§ WHAT TO DO
Which lines of the entries below include "JSON"? List them all.

________________________________________

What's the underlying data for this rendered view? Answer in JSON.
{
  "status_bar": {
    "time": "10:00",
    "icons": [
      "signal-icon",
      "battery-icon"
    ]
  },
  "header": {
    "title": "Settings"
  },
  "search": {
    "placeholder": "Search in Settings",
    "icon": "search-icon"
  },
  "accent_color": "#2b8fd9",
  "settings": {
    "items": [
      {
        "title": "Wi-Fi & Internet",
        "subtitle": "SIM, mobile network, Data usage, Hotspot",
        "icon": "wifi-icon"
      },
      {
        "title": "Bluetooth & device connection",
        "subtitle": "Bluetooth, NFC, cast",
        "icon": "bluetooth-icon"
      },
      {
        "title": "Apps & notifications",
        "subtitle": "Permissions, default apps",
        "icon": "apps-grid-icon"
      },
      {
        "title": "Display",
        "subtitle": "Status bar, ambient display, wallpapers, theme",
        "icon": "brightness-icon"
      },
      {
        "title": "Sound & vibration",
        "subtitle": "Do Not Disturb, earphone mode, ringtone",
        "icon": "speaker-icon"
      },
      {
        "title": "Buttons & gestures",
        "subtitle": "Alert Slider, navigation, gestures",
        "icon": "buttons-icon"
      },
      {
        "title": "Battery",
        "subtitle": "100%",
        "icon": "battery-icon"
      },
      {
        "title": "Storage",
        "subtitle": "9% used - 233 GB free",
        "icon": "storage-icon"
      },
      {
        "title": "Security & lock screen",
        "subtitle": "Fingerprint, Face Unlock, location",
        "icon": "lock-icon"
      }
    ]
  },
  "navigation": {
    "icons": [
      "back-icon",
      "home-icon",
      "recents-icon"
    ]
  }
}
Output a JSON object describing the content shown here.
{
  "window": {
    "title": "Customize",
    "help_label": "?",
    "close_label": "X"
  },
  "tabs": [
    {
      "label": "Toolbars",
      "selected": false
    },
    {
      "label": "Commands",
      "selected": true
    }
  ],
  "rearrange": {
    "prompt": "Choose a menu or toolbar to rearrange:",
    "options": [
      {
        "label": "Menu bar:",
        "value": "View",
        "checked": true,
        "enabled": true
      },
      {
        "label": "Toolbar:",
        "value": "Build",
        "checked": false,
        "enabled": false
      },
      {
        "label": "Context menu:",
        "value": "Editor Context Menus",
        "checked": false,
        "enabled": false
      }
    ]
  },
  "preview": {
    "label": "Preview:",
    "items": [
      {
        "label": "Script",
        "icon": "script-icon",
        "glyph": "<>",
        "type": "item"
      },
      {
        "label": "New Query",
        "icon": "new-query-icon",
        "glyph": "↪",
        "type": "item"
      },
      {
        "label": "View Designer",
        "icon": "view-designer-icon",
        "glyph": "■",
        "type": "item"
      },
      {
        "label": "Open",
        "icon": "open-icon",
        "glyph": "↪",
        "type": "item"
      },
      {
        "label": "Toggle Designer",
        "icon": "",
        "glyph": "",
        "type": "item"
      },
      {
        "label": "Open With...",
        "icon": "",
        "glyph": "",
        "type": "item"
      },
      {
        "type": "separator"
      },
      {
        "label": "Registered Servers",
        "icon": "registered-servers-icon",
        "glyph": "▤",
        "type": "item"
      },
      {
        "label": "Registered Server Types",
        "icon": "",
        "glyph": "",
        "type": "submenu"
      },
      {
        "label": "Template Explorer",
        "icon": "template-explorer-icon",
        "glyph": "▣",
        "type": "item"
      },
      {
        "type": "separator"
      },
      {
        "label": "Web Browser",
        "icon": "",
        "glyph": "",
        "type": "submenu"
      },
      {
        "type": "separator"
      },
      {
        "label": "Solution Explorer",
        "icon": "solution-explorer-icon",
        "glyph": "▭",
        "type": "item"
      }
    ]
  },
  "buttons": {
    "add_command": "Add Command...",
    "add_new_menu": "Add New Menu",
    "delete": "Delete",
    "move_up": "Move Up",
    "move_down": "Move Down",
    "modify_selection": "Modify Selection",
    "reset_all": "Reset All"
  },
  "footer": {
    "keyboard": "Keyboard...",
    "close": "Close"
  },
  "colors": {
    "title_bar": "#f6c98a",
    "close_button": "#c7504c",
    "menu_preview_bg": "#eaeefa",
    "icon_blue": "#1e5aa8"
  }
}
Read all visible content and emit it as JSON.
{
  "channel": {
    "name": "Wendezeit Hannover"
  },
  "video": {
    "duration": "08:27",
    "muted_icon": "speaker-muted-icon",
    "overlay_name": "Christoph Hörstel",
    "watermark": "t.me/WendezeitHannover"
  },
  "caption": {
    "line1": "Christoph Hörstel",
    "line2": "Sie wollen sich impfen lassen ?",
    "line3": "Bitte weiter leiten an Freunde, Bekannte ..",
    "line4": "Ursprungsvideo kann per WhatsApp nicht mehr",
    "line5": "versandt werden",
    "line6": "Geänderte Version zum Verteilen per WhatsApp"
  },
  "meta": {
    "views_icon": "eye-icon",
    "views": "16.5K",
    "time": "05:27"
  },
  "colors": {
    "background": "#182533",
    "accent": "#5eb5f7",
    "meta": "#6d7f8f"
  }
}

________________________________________

§ RESPONSE FOR THIS EXERCISE
What's the underlying data for this rendered view? Answer in JSON.
Output a JSON object describing the content shown here.
Read all visible content and emit it as JSON.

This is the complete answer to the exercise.